Greenhouse gases must be scrubbed from the air
Sweden’s parliament passed a law in June which obliges the country to have “no net emissions” of greenhouse gases into the atmosphere by 2045. The clue is in the wording. This does not mean that three decades from now Swedes must emit no planet-heating substances; even if all their electricity came from renewables and they only drove Teslas, they would presumably still want to fly in aeroplanes, or use cement and fertiliser, the making of which releases plenty of carbon dioxide. Indeed, the law only requires gross emissions to drop by 85% compared with 1990 levels. But it demands that remaining carbon sources are offset with new carbon sinks. In other words greenhouse gases will need to be extracted from the air.

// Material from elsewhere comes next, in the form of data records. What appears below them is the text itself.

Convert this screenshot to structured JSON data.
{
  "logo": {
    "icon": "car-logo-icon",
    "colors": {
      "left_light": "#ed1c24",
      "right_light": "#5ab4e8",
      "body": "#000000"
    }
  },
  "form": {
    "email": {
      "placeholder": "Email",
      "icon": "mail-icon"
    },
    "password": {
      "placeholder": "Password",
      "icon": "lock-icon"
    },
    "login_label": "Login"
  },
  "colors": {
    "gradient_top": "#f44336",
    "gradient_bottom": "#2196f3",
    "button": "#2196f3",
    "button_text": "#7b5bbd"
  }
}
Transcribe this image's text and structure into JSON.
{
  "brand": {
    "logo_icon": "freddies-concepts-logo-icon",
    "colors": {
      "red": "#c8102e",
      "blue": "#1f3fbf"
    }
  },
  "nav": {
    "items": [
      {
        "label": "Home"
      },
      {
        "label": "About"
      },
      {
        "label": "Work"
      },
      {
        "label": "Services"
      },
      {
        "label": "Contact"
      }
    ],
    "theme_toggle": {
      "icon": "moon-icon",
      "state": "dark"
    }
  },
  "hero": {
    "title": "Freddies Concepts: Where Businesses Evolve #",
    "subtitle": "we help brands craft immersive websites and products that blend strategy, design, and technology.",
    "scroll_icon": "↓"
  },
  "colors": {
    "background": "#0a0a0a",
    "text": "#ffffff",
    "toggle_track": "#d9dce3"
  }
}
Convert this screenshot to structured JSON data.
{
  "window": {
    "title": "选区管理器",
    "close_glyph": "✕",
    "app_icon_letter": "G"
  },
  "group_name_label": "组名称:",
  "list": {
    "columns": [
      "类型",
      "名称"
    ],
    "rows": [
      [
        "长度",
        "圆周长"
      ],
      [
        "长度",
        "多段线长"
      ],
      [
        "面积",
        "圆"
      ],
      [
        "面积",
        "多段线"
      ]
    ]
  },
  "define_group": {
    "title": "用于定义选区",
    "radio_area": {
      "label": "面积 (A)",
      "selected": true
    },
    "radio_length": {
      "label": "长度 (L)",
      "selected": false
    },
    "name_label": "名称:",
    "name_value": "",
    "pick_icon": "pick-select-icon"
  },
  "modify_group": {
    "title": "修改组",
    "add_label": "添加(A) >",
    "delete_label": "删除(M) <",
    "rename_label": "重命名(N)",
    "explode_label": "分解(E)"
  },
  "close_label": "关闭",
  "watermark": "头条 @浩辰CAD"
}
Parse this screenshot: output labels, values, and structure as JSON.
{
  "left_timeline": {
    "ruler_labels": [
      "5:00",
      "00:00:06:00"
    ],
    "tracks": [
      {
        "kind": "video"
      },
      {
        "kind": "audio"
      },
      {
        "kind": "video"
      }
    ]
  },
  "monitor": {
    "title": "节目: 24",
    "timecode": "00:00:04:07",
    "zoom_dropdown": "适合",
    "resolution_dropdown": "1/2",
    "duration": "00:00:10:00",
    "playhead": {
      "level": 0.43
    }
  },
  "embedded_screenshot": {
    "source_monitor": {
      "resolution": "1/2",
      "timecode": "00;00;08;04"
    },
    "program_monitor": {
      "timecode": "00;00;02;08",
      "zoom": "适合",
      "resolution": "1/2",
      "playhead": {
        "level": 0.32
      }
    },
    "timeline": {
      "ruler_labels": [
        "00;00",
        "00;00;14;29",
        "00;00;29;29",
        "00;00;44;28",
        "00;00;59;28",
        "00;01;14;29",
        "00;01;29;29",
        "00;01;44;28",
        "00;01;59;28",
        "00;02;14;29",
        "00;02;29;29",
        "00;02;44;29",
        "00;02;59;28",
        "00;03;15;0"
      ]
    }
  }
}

Sweden’s pledge is among the world’s most ambitious. But if the global temperature is to have a good chance of not rising more than 2ºC above its pre-industrial level, as stipulated in the Paris climate agreement of 2015, worldwide emissions must similarly hit “net zero” no later than 2090. After that, emissions must go “net negative”, with more carbon removed from the stock than is emitted.
This is because what matters to the climate is the total amount of carbon dioxide in the atmosphere. To keep the temperature below a certain level means keeping within a certain “carbon budget”—allowing only so much to accumulate, and no more. Once you have spent that budget, you have to balance all new emissions with removals.
Photo courtesy of Pavel Ahmed.